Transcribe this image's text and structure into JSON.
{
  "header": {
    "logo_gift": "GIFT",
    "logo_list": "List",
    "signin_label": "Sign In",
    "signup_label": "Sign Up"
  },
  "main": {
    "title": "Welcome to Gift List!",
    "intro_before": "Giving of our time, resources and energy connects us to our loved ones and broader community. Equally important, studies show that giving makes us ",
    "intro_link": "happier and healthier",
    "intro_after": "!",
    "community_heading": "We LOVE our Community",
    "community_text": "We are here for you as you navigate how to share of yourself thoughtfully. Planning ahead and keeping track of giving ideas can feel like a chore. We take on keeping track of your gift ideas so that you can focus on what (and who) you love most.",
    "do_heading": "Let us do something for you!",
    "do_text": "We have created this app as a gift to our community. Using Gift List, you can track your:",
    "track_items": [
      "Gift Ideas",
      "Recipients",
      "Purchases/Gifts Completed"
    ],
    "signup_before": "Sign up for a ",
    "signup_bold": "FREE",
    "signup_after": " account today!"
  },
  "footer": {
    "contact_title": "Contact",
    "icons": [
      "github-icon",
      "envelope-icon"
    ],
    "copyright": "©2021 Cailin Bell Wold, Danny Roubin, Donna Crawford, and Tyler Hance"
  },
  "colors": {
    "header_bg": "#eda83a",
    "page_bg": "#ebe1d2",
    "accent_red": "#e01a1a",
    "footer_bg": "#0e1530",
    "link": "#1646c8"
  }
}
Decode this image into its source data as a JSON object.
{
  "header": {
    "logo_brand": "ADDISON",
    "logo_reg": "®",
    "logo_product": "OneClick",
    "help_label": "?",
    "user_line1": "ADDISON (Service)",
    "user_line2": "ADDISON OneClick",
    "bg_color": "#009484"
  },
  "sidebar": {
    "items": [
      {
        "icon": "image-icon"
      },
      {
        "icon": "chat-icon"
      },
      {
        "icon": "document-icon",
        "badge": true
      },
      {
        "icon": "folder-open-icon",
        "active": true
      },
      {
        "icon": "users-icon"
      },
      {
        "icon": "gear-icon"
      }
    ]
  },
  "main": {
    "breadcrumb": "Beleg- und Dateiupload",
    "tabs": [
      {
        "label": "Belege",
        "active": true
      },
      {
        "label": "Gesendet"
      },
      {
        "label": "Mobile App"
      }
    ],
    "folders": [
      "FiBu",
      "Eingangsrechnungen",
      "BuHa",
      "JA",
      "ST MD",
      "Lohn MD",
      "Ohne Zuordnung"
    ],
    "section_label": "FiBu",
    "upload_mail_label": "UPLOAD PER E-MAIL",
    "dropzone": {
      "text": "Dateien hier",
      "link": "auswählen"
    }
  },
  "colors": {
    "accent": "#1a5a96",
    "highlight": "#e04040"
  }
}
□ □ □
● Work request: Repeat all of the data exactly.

● Expected answer:
Transcribe this image's text and structure into JSON.
{
  "header": {
    "logo_gift": "GIFT",
    "logo_list": "List",
    "signin_label": "Sign In",
    "signup_label": "Sign Up"
  },
  "main": {
    "title": "Welcome to Gift List!",
    "intro_before": "Giving of our time, resources and energy connects us to our loved ones and broader community. Equally important, studies show that giving makes us ",
    "intro_link": "happier and healthier",
    "intro_after": "!",
    "community_heading": "We LOVE our Community",
    "community_text": "We are here for you as you navigate how to share of yourself thoughtfully. Planning ahead and keeping track of giving ideas can feel like a chore. We take on keeping track of your gift ideas so that you can focus on what (and who) you love most.",
    "do_heading": "Let us do something for you!",
    "do_text": "We have created this app as a gift to our community. Using Gift List, you can track your:",
    "track_items": [
      "Gift Ideas",
      "Recipients",
      "Purchases/Gifts Completed"
    ],
    "signup_before": "Sign up for a ",
    "signup_bold": "FREE",
    "signup_after": " account today!"
  },
  "footer": {
    "contact_title": "Contact",
    "icons": [
      "github-icon",
      "envelope-icon"
    ],
    "copyright": "©2021 Cailin Bell Wold, Danny Roubin, Donna Crawford, and Tyler Hance"
  },
  "colors": {
    "header_bg": "#eda83a",
    "page_bg": "#ebe1d2",
    "accent_red": "#e01a1a",
    "footer_bg": "#0e1530",
    "link": "#1646c8"
  }
}
Decode this image into its source data as a JSON object.
{
  "header": {
    "logo_brand": "ADDISON",
    "logo_reg": "®",
    "logo_product": "OneClick",
    "help_label": "?",
    "user_line1": "ADDISON (Service)",
    "user_line2": "ADDISON OneClick",
    "bg_color": "#009484"
  },
  "sidebar": {
    "items": [
      {
        "icon": "image-icon"
      },
      {
        "icon": "chat-icon"
      },
      {
        "icon": "document-icon",
        "badge": true
      },
      {
        "icon": "folder-open-icon",
        "active": true
      },
      {
        "icon": "users-icon"
      },
      {
        "icon": "gear-icon"
      }
    ]
  },
  "main": {
    "breadcrumb": "Beleg- und Dateiupload",
    "tabs": [
      {
        "label": "Belege",
        "active": true
      },
      {
        "label": "Gesendet"
      },
      {
        "label": "Mobile App"
      }
    ],
    "folders": [
      "FiBu",
      "Eingangsrechnungen",
      "BuHa",
      "JA",
      "ST MD",
      "Lohn MD",
      "Ohne Zuordnung"
    ],
    "section_label": "FiBu",
    "upload_mail_label": "UPLOAD PER E-MAIL",
    "dropzone": {
      "text": "Dateien hier",
      "link": "auswählen"
    }
  },
  "colors": {
    "accent": "#1a5a96",
    "highlight": "#e04040"
  }
}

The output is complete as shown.